-------- DATA SECTION
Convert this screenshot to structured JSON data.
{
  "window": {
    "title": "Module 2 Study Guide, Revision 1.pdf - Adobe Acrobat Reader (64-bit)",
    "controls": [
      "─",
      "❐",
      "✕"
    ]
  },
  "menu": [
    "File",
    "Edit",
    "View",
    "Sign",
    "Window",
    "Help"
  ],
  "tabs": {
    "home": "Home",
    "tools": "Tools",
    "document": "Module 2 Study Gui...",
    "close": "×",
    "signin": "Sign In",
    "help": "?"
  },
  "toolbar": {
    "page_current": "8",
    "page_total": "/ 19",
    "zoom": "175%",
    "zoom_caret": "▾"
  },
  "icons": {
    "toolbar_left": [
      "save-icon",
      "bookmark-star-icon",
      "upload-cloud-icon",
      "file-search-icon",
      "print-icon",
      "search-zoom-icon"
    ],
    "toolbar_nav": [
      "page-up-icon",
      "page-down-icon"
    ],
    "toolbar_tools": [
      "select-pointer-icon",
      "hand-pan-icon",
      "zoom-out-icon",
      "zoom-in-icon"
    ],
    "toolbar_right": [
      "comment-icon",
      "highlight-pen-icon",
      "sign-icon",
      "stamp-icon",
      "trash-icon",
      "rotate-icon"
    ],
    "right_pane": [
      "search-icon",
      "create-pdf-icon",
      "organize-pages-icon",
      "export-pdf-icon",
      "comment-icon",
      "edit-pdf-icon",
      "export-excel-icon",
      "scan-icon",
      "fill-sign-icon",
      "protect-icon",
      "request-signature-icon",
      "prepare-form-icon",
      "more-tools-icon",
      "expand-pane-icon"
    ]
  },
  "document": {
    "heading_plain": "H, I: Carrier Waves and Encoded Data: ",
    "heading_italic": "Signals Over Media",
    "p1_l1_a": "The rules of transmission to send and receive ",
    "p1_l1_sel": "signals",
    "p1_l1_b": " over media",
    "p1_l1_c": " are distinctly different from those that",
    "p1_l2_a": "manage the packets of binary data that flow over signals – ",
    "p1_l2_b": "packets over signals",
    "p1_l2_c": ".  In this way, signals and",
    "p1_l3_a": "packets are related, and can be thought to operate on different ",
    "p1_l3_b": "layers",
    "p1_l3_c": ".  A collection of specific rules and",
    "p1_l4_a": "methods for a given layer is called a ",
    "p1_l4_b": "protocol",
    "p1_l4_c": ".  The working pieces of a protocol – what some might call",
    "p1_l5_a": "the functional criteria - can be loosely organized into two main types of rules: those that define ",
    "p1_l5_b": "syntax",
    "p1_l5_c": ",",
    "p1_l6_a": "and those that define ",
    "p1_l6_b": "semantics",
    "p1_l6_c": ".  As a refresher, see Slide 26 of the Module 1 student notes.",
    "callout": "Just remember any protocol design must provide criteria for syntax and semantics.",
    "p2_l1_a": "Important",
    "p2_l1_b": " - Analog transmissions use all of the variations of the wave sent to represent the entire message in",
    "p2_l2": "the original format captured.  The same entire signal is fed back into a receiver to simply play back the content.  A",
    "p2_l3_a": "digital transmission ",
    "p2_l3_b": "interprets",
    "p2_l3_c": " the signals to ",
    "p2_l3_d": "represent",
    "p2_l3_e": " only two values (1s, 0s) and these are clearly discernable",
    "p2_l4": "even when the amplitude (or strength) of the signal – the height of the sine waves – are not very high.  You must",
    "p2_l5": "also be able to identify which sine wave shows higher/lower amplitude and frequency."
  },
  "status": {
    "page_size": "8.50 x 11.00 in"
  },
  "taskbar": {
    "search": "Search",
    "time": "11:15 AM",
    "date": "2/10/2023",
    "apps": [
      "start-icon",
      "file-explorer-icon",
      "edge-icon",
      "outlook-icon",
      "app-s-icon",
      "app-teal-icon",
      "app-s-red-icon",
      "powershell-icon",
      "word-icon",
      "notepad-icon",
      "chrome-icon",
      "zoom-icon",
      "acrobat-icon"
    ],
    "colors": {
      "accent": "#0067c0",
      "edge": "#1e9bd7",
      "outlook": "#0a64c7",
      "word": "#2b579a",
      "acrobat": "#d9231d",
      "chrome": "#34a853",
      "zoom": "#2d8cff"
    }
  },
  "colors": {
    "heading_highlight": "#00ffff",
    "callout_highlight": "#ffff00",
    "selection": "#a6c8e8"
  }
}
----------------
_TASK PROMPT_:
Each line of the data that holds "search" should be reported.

_TASK RESPONSE_:
      "file-search-icon",
      "search-zoom-icon"
      "search-icon",
    "search": "Search",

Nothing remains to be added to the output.